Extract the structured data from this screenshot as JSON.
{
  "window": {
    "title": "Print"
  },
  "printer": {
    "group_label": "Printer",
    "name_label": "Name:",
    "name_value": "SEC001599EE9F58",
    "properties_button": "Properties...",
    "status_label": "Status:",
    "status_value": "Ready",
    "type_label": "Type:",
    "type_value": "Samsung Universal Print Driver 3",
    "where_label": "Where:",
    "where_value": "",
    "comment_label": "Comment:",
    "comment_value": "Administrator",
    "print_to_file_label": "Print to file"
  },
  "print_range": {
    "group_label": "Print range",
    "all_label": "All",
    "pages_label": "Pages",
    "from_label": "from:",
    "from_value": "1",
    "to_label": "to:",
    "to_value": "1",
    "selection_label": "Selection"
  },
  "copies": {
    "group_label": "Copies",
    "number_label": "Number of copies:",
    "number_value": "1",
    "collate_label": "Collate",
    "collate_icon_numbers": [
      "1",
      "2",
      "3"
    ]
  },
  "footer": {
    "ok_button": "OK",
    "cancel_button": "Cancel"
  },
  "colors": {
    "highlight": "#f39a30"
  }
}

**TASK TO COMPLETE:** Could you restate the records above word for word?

**ANSWER:**
Extract the structured data from this screenshot as JSON.
{
  "window": {
    "title": "Print"
  },
  "printer": {
    "group_label": "Printer",
    "name_label": "Name:",
    "name_value": "SEC001599EE9F58",
    "properties_button": "Properties...",
    "status_label": "Status:",
    "status_value": "Ready",
    "type_label": "Type:",
    "type_value": "Samsung Universal Print Driver 3",
    "where_label": "Where:",
    "where_value": "",
    "comment_label": "Comment:",
    "comment_value": "Administrator",
    "print_to_file_label": "Print to file"
  },
  "print_range": {
    "group_label": "Print range",
    "all_label": "All",
    "pages_label": "Pages",
    "from_label": "from:",
    "from_value": "1",
    "to_label": "to:",
    "to_value": "1",
    "selection_label": "Selection"
  },
  "copies": {
    "group_label": "Copies",
    "number_label": "Number of copies:",
    "number_value": "1",
    "collate_label": "Collate",
    "collate_icon_numbers": [
      "1",
      "2",
      "3"
    ]
  },
  "footer": {
    "ok_button": "OK",
    "cancel_button": "Cancel"
  },
  "colors": {
    "highlight": "#f39a30"
  }
}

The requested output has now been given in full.